(RAW DATA)

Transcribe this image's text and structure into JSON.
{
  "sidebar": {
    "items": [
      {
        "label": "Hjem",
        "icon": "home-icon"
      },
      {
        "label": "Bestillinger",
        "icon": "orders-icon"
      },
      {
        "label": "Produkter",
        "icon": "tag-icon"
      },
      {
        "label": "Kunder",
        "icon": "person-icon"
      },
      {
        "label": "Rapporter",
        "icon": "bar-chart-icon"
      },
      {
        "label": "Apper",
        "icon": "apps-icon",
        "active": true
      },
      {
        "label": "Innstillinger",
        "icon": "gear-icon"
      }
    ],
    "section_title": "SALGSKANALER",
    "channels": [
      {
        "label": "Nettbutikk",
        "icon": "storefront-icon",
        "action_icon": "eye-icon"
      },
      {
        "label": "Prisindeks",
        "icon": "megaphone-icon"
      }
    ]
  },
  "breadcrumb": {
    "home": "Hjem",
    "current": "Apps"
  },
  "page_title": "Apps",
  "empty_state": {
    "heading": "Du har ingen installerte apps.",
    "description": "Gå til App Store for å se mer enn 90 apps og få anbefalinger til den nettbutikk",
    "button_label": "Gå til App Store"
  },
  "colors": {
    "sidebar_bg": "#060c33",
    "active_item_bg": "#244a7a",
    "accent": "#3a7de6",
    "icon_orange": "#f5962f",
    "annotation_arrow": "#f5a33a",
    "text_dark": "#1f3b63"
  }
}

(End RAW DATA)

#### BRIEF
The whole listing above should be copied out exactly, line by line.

#### TASK SOLUTION
Transcribe this image's text and structure into JSON.
{
  "sidebar": {
    "items": [
      {
        "label": "Hjem",
        "icon": "home-icon"
      },
      {
        "label": "Bestillinger",
        "icon": "orders-icon"
      },
      {
        "label": "Produkter",
        "icon": "tag-icon"
      },
      {
        "label": "Kunder",
        "icon": "person-icon"
      },
      {
        "label": "Rapporter",
        "icon": "bar-chart-icon"
      },
      {
        "label": "Apper",
        "icon": "apps-icon",
        "active": true
      },
      {
        "label": "Innstillinger",
        "icon": "gear-icon"
      }
    ],
    "section_title": "SALGSKANALER",
    "channels": [
      {
        "label": "Nettbutikk",
        "icon": "storefront-icon",
        "action_icon": "eye-icon"
      },
      {
        "label": "Prisindeks",
        "icon": "megaphone-icon"
      }
    ]
  },
  "breadcrumb": {
    "home": "Hjem",
    "current": "Apps"
  },
  "page_title": "Apps",
  "empty_state": {
    "heading": "Du har ingen installerte apps.",
    "description": "Gå til App Store for å se mer enn 90 apps og få anbefalinger til den nettbutikk",
    "button_label": "Gå til App Store"
  },
  "colors": {
    "sidebar_bg": "#060c33",
    "active_item_bg": "#244a7a",
    "accent": "#3a7de6",
    "icon_orange": "#f5962f",
    "annotation_arrow": "#f5a33a",
    "text_dark": "#1f3b63"
  }
}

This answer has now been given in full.